The twin crises of COVID-19 pandemic and the climate emergency should not be tackled separately, Mithika Mwenda, the Executive Director of the Pan African Climate Justice Alliance (PACJA), has said.
Speaking during the opening session of the Second World Forum on Climate Justice co-organised by the PACJA and the University of Glasgow, Caledonia, UK, Mwenda said a narrow focus on the pandemic while leaving the climate crisis is like treating a person of a treatable disease while deliberately leaving the cause.
“The cause, symptoms and the disease itself should simultaneously be dealt with,” he said.
Held ahead of the 26th Conference of Parties to the UN Framework Convention on Climate Change (COP26) slated to hold from November 1 to 12, 2021 the UK, the World Forum on Climate Justice is said to be vital in contributing to the discourses around climate justice, and more importantly rekindling global action to address climate change, that has been slowed down in the past two years by the COVID-19 pandemic.
“Our voices, both from Africa and our allies in the Global North, should be loud particularly now, as we prepare for COP26. Africa is bearing the brunt of a problem it did not create, as evident from the IPCC report released last August.

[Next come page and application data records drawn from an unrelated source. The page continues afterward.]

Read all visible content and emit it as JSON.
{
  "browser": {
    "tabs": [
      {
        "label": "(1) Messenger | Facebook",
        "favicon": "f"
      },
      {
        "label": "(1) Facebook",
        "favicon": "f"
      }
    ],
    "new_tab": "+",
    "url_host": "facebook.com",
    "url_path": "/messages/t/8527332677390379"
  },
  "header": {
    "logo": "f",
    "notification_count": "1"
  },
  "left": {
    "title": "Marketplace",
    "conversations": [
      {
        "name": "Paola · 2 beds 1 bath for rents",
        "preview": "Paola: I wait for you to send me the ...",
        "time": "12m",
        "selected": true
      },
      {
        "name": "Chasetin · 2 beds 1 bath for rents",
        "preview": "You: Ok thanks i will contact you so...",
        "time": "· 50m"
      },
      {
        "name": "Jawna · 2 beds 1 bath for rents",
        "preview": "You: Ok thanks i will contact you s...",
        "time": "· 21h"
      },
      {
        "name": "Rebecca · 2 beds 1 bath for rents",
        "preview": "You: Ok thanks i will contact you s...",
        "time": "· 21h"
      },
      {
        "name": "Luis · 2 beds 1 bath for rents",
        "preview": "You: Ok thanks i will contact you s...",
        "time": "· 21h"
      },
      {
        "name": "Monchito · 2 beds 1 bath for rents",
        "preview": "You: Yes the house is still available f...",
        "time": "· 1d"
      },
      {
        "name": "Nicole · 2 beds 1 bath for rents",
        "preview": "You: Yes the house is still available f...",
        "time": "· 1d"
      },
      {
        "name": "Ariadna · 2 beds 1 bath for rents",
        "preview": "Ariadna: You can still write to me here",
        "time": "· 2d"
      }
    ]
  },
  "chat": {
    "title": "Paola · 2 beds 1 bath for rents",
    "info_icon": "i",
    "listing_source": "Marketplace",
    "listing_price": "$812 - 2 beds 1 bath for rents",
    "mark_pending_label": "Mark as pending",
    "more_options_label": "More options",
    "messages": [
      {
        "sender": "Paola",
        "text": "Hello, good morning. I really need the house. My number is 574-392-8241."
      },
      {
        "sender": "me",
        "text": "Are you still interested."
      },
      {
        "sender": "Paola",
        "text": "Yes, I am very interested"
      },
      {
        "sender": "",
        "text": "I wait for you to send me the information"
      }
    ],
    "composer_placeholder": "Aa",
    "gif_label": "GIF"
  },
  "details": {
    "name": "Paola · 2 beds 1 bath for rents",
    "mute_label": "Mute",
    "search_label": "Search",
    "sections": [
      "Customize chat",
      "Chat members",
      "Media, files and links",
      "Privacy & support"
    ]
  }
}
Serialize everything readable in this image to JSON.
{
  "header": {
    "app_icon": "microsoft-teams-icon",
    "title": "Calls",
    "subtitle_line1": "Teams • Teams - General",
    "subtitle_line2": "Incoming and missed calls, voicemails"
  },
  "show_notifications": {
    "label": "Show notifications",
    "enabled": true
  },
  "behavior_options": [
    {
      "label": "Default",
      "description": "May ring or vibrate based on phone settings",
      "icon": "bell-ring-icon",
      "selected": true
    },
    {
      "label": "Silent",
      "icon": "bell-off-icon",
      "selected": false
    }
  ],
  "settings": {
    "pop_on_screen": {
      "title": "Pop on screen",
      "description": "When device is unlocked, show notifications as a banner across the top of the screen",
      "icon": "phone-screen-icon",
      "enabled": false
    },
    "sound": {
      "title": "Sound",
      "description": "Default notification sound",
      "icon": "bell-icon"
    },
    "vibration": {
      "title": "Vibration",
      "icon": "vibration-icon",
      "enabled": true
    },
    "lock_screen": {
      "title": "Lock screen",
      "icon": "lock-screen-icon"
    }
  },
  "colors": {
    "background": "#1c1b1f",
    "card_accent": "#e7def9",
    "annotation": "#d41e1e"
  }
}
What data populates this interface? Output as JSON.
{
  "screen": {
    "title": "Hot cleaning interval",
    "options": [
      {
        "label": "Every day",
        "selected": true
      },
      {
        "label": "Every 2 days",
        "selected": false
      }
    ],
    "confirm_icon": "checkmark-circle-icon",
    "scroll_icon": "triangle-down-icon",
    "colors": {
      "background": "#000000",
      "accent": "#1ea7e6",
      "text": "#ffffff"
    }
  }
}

There is no scenario in which that can be right or acceptable,” he said.
Participants at the forum said that thanks to COVID-19, many countries fell behind their plans to take critical decisions to bring the world closer to limiting global warming to at least 20 Celsius this century, and reaching the 1.5 degrees Celsius, considered to be safe for both humanity and the planet.
According to Mwenda, the IPPC report indicates that the global inaction has drifted far away from that goal and could soon reach global warming levels that will trigger effects across the climate system that are irreversible.
The report notes that the only way to avoid that is if global community took decisive action commensurate with both the scale and urgency of the climate crisis.
Mwenda told the gathering at the Forum that the amount of money rich countries raised within a record time to tackle COVID-19 was unbelievably reawakening, given that, for years, they failed to respond similarly to the threats of climate change.
“There is only one possible explanation for this contradiction: climate change impacts primarily affect poor countries and communities, whereas wealthy nations were hit the hardest by COVID-19,” he remarked.
He added that the indifference to suffering in the Global South continues to be self-evident in the unequal access to badly needed COVID-19 vaccines in poor countries and said it is disheartening how poorly veiled the efforts of rich countries to starve Africa and the rest of developing nations of essential doses has been.
Additionally, said Mwenda, “we have learned that the world’s problems can no longer be analysed and addressed in isolation.”
He pointed out that the same vulnerabilities that have worsened and left communities devastated by COVID-19 are the same that expose people to the impacts of droughts, unpredictable rains, pest attacks and other extreme events currently being experienced across Africa and other parts of the world.
Participants noted that responding to COVID-19 and recovering from its impacts can therefore not serve as an excuse to further delay ambitious climate action and the decisions needed to enable them.
“Both must be addressed together,” they noted, pointing out to the hundreds of thousands of COVID-19 deaths to the major floods, storms, and wildfires that we have wrecked communities in Europe and America in the past months.
“This can only make us to safely conclude that we can no longer frame global problems as matters of concern to rich or poor countries, the haves and have-nots, the weak and the strong, women and men, the youth and the old. We are in the same boat, even if on different decks. We will sink together unless we work together to avoid the worst-case scenario,” said Mwenda.